Each of these would be a plausible future mining environment, and a mining house commissioning such scenarios could then develop all manner of dashboards and markers to hedge itself against downsides and exploit upsides – in the process, revealing the future for which it should be adopting strategy. Through rejecting the certainty promised by a traditional single-point forecast and instead becoming aware of alternative futures, the mining house will be hedged against unanticipated changes in the environment in which it operates (the inescapable consequence of emergence). Should it then go further and develop proto-strategies for each alternative future, while implementing the strategy that aligns most closely with the strategic environment it is in, that mining house will be positioned to turn on a dime and implement a new strategy in real time when the strategic environment changes – thereby allowing it to turn uncertainty from a strategic risk into a strategic asset. Its competitors – caught off-guard by the changed environment – will need to figure out first what just happened, and then what they should do about it, a process that would take months.

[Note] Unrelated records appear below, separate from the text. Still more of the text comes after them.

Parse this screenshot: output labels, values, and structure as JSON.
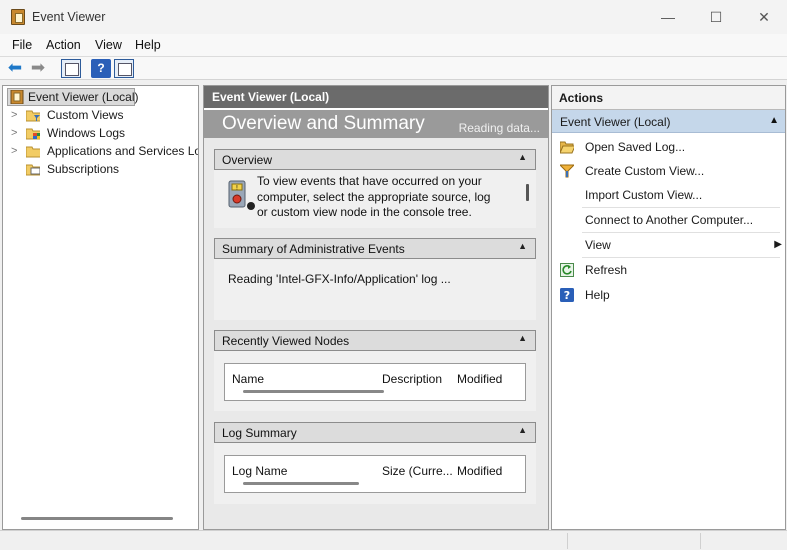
{
  "window": {
    "title": "Event Viewer",
    "minimize_glyph": "—",
    "maximize_glyph": "☐",
    "close_glyph": "✕"
  },
  "menu": [
    "File",
    "Action",
    "View",
    "Help"
  ],
  "toolbar": {
    "back_icon": "back-arrow-icon",
    "forward_icon": "forward-arrow-icon",
    "help_glyph": "?"
  },
  "tree": {
    "root": "Event Viewer (Local)",
    "items": [
      {
        "label": "Custom Views",
        "icon": "folder-filter-icon",
        "expandable": true
      },
      {
        "label": "Windows Logs",
        "icon": "folder-logs-icon",
        "expandable": true
      },
      {
        "label": "Applications and Services Logs",
        "icon": "folder-icon",
        "expandable": true
      },
      {
        "label": "Subscriptions",
        "icon": "subscriptions-icon",
        "expandable": false
      }
    ]
  },
  "middle": {
    "header": "Event Viewer (Local)",
    "banner_title": "Overview and Summary",
    "banner_status": "Reading data...",
    "overview": {
      "title": "Overview",
      "text_line1": "To view events that have occurred on your",
      "text_line2": "computer, select the appropriate source, log",
      "text_line3": "or custom view node in the console tree."
    },
    "summary": {
      "title": "Summary of Administrative Events",
      "text": "Reading 'Intel-GFX-Info/Application' log ..."
    },
    "recent": {
      "title": "Recently Viewed Nodes",
      "columns": [
        "Name",
        "Description",
        "Modified"
      ]
    },
    "log_summary": {
      "title": "Log Summary",
      "columns": [
        "Log Name",
        "Size (Curre...",
        "Modified"
      ]
    },
    "caret_glyph": "▲"
  },
  "actions": {
    "title": "Actions",
    "group": "Event Viewer (Local)",
    "group_caret": "▲",
    "submenu_glyph": "▶",
    "items": [
      {
        "label": "Open Saved Log...",
        "icon": "open-folder-icon"
      },
      {
        "label": "Create Custom View...",
        "icon": "filter-icon"
      },
      {
        "label": "Import Custom View...",
        "icon": ""
      },
      {
        "label": "Connect to Another Computer...",
        "icon": ""
      },
      {
        "label": "View",
        "icon": ""
      },
      {
        "label": "Refresh",
        "icon": "refresh-icon"
      },
      {
        "label": "Help",
        "icon": "help-icon"
      }
    ]
  },
  "colors": {
    "middle_header": "#6b6b6b",
    "banner": "#9a9a9a",
    "actions_group": "#c5d7ea",
    "back_arrow": "#1e78c8"
  }
}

The key to it all is not to try to overcome key uncertainties, but to identify and embrace them as units of analysis.
Once they have been sketched, scenarios must pass three tests. The first is that there can be no fifth scenario. If your initial socioeconomic and policy analysis was very thorough, your matrix will contain all plausible future outcomes. The second is that each scenario you describe must be plausible. Could the circumstances you are describing come to pass? Is there precedent for them? The third is that each scenario must be sufficiently distinct from the others to make a significant difference for decision-makers. The mining scenarios above pass all three tests very well.
When applying this methodology within our own team with a view to understanding the likely future trajectory of South Africa, the trend, or driving force, with greatest influence on that future will be the national psyche of the country. At its one extreme, that psyche may come to reflect all the characteristics of the chosen glory psychology that was set out in the opening chapter of this book. Alternatively, that psyche may evolve to become a chosen trauma case study.
The greatest uncertainty facing South Africa, in our estimation, will be the ideological evolution of policy. Will a future government embrace liberal structural reforms or rather persist in executing NDR ideology?